**What the task asks**:
Hunt through the entries for the word "Modelos" and copy each line in which it appears.

[Stored data]
__________

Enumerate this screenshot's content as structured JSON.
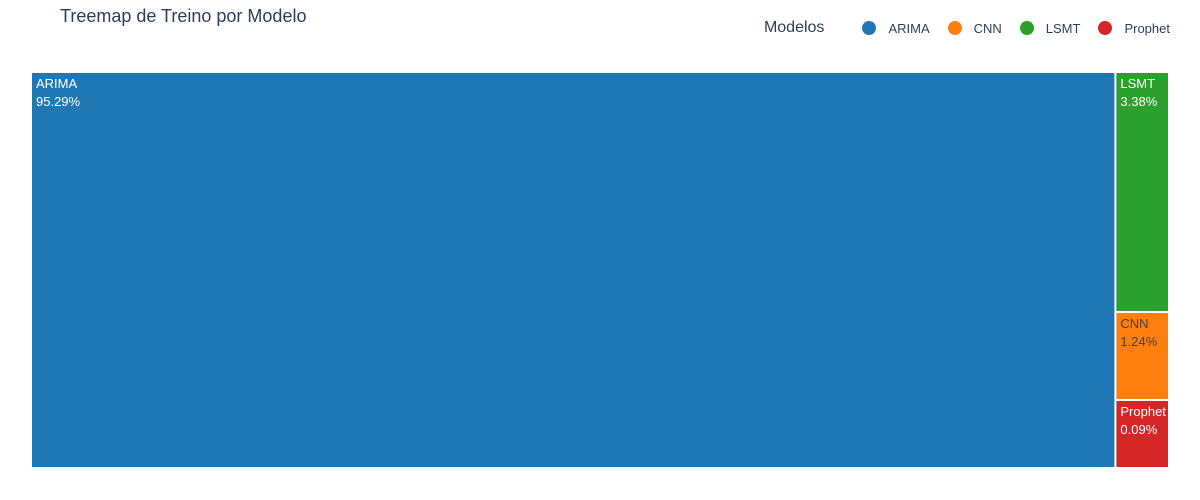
{
  "title": "Treemap de Treino por Modelo",
  "legend": {
    "title": "Modelos",
    "items": [
      {
        "name": "ARIMA",
        "color": "#1f77b4"
      },
      {
        "name": "CNN",
        "color": "#ff7f0e"
      },
      {
        "name": "LSMT",
        "color": "#2ca02c"
      },
      {
        "name": "Prophet",
        "color": "#d62728"
      }
    ]
  },
  "chart_data": {
    "type": "treemap",
    "title": "Treemap de Treino por Modelo",
    "legend_title": "Modelos",
    "legend_placement": "top-right",
    "items": [
      {
        "name": "ARIMA",
        "percent_label": "95.29%",
        "value": 95.29,
        "color": "#1f77b4",
        "text_color": "#ffffff"
      },
      {
        "name": "LSMT",
        "percent_label": "3.38%",
        "value": 3.38,
        "color": "#2ca02c",
        "text_color": "#ffffff"
      },
      {
        "name": "CNN",
        "percent_label": "1.24%",
        "value": 1.24,
        "color": "#ff7f0e",
        "text_color": "#444444"
      },
      {
        "name": "Prophet",
        "percent_label": "0.09%",
        "value": 0.09,
        "color": "#d62728",
        "text_color": "#ffffff"
      }
    ]
  }
}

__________

**Answer area**:
    "title": "Modelos",
    "legend_title": "Modelos",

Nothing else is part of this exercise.